THE DATA:
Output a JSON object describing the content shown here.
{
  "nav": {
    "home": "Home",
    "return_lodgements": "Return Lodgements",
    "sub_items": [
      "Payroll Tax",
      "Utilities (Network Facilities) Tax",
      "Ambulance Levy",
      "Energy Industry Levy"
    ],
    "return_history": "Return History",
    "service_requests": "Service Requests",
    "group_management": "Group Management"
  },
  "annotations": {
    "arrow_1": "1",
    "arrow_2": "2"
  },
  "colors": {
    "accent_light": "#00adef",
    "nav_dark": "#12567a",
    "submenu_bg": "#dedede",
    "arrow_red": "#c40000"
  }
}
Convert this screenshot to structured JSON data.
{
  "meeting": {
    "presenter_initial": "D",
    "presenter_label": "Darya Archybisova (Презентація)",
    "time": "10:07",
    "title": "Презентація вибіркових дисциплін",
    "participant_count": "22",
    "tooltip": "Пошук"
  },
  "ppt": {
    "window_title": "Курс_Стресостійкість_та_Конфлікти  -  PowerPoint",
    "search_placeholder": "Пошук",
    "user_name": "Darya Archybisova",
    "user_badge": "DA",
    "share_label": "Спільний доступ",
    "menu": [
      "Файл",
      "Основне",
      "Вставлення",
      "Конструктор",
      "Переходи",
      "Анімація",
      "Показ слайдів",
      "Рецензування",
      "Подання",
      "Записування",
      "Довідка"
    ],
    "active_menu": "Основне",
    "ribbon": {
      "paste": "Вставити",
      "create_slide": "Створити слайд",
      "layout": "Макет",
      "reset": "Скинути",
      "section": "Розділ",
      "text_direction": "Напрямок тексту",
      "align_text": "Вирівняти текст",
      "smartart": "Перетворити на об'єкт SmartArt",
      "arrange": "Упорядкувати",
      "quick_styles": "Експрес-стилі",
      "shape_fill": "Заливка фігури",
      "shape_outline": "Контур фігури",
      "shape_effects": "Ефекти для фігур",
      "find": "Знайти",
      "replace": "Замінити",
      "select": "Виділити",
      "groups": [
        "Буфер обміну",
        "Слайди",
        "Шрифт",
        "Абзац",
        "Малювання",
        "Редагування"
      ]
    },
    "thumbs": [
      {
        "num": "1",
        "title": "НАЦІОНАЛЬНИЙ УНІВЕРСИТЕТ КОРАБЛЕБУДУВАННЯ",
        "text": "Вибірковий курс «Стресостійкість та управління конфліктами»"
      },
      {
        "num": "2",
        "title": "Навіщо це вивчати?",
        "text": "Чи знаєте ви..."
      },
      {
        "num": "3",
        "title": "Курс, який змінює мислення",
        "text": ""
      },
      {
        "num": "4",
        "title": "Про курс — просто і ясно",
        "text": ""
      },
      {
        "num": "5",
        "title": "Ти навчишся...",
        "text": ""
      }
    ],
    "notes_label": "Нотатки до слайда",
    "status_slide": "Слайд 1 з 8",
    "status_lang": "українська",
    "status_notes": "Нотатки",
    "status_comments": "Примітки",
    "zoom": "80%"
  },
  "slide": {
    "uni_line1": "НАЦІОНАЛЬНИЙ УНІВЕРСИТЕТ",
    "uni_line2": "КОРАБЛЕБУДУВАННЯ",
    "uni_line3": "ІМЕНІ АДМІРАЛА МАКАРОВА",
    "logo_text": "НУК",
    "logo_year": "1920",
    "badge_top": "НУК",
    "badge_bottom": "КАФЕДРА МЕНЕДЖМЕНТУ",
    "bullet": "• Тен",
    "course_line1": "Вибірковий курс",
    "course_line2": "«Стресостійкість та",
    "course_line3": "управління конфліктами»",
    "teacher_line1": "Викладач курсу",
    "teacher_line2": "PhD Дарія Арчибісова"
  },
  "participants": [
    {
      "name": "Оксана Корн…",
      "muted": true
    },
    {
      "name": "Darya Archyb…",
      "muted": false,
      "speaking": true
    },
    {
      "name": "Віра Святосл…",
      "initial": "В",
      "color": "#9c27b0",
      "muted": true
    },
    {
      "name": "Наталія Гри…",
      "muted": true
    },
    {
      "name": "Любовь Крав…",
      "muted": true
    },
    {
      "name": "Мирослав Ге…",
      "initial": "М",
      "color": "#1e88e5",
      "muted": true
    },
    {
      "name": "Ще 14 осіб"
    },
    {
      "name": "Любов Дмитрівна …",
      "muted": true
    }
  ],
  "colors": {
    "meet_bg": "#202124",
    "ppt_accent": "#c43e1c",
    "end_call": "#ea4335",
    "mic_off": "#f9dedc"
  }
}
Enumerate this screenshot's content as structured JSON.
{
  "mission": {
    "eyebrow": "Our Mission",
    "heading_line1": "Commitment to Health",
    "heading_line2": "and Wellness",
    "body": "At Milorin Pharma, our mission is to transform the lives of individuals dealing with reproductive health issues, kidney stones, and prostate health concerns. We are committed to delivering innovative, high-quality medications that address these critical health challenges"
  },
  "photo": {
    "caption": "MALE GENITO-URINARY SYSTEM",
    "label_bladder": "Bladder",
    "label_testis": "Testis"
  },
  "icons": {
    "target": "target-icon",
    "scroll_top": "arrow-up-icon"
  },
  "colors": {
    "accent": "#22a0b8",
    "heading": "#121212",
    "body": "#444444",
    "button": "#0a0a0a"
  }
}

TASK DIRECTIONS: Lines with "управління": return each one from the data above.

WRITTEN SOLUTION:
        "text": "Вибірковий курс «Стресостійкість та управління конфліктами»"
    "course_line3": "управління конфліктами»",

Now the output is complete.